Vern Troyer’s death has officially been ruled a suicide. The 49-year-old actor died in the hospital earlier this year on April 21. No cause of death was issued at that time, but according to the Hollywood Reporter, the Los Angeles County coroner has now certified his death as a suicide.
The coroner report was released on Wednesday, stating that the actor died of alcohol abuse. The coroner ruled the manner of death as a suicide.
On April 3 this year, Troyer was taken from his North Hollywood home for alcohol intoxication. TMZ reported that the actor had a blood alcohol level of triple the.08 limit. 911 dispatchers were told at that time that the actor was suicidal. Troyer remained on life support, but died a few weeks later.
The actor had struggled with alcoholism and depression over his lifetime. Troyer had checked into rehab multiple times for treatment before ultimately succumbing to his addiction.
“Verne was an extremely caring individual. He wanted to make everyone smile, be happy, and laugh. Anybody in need, he would help to any extent possible. Verne hoped he made a positive change with the platform he had and worked towards spreading that message everyday,” the actor’s family said in a statement.
Troyer was most famous for roles such as Mini-Me in the Austin Powers films and as Griphook in the Harry Potter film Harry Potter and the Sorcerer’s Stone. He also appeared on TV on shows Scrubs, Two and a Half Men and Boston Public. Troyer also appeared in the reality shows Celebrity Big Brother and the Surreal Life — where the actor famously became visibly intoxicated.
Those who worked with Troyer said that he was a generous, positive force in the industry. After his death, Tony Hawk said that he would “always be a big fan.”
“Verne was the consummate professional and a beacon of positivity for those of us who had the honor of working with him,” said Mike Myers, who starred with Troyer in Austin Powers. “It is a sad day, but I hope he is in a better place. He will be greatly missed.”

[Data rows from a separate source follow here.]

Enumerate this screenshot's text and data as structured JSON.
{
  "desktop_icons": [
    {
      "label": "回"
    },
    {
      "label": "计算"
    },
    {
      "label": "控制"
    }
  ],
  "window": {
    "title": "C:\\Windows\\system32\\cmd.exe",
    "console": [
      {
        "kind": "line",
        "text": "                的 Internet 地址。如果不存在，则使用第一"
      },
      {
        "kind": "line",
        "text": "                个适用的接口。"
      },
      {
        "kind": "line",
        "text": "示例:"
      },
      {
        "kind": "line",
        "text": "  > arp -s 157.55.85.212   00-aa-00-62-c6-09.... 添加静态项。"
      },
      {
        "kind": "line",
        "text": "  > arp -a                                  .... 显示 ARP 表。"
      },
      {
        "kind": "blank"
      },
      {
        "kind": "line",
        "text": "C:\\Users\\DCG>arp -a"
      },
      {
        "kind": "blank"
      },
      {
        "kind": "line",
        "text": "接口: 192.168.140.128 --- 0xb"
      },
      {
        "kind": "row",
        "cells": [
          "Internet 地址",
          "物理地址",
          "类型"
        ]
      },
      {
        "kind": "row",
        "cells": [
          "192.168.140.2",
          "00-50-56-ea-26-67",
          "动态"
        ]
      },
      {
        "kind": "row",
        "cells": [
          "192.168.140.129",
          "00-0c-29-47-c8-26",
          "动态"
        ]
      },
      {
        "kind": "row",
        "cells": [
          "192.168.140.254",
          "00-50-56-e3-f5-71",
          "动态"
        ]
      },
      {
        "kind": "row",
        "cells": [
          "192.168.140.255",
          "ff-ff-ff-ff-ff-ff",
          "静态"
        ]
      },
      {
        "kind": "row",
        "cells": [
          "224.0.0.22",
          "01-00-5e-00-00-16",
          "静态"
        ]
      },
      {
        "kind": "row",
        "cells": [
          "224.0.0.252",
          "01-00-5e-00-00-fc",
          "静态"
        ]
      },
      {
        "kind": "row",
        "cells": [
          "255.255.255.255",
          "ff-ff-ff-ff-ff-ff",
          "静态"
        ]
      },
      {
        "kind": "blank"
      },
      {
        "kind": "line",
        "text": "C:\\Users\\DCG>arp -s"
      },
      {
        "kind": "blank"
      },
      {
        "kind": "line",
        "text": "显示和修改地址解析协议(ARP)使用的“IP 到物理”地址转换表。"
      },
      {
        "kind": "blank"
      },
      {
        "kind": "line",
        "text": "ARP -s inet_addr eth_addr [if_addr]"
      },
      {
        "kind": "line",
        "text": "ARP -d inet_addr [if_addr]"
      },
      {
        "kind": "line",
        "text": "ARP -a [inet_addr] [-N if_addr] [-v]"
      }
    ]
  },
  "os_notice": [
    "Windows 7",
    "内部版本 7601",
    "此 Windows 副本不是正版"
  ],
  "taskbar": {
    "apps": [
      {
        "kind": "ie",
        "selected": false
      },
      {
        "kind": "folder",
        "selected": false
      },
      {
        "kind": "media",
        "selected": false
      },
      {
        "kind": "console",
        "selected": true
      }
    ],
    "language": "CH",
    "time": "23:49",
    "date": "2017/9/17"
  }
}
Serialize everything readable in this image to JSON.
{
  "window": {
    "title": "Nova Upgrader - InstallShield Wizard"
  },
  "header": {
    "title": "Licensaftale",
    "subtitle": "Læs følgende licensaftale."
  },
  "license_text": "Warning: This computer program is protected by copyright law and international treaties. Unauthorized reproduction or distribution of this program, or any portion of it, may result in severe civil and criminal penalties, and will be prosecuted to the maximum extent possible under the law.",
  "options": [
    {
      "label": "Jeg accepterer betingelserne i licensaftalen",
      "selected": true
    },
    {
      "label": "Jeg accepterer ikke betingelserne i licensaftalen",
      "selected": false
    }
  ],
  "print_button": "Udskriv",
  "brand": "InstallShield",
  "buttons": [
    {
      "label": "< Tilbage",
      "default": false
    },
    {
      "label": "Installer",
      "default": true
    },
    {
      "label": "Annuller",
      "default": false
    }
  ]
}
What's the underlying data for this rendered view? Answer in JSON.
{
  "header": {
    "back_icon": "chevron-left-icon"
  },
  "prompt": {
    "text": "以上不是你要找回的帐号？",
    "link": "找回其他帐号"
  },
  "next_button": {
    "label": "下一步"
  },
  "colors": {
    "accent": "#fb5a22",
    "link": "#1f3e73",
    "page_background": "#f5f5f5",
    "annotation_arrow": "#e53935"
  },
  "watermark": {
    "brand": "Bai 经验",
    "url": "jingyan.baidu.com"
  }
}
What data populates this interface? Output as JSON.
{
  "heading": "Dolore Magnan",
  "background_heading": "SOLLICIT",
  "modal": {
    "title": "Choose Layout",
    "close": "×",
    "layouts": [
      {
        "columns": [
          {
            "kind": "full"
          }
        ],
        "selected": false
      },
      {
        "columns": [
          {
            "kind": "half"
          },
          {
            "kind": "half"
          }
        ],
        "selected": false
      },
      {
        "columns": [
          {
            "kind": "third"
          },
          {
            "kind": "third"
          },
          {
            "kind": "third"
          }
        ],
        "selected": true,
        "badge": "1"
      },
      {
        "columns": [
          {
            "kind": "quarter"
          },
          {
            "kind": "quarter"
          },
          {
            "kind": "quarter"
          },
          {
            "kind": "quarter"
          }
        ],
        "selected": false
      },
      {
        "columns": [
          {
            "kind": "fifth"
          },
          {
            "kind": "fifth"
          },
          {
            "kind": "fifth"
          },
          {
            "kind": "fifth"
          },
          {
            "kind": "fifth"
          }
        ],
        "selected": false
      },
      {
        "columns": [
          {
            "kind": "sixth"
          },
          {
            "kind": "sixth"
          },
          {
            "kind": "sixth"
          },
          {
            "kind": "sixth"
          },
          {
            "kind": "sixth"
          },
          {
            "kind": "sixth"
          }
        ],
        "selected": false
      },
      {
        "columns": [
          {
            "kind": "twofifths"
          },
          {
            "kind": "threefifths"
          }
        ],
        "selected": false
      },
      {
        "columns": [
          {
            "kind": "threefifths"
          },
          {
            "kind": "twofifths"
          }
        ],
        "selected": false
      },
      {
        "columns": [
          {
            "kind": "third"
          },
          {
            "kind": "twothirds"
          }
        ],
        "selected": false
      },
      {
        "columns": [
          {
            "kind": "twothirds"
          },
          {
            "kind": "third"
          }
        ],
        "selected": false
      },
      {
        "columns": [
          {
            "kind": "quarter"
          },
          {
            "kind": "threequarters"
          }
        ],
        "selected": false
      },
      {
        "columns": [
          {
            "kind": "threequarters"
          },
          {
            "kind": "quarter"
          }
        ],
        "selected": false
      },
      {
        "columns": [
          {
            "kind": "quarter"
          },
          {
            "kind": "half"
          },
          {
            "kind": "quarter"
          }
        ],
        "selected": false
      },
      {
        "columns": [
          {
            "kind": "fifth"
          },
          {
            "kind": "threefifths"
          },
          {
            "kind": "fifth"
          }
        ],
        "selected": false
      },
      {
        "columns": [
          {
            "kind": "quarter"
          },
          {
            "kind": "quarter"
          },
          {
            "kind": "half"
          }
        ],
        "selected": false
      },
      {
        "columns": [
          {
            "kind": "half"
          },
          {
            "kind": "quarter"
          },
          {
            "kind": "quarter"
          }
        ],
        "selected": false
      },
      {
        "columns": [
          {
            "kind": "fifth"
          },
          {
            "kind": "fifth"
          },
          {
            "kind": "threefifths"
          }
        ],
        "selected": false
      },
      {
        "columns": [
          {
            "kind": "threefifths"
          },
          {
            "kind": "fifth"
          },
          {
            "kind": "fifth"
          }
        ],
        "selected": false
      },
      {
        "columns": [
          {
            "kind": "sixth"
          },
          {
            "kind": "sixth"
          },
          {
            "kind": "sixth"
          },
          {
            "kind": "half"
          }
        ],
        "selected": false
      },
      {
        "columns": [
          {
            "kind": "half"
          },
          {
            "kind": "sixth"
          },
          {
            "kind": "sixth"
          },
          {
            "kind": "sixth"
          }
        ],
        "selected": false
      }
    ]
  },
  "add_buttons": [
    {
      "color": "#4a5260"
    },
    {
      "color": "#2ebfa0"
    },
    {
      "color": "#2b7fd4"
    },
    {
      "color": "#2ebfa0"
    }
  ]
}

In a statement on Facebook earlier this year, Troyer’s family called for people to be aware and understanding of those struggling with depression.
“Depression and suicide are very serious issues. You never know what kind of battle someone is going through inside,” the statement read. “Be kind to one another. And always know, it’s never too late to reach out to someone for help.”
If you or someone you know is in crisis, please call the National Suicide Prevention Lifeline at 1-800-273-TALK (8255) or contact the Crisis Text Line by texting TALK to 741741. For readers outside the U.S., visit Suicide.org or Befrienders Worldwide for international resources you can use to find help.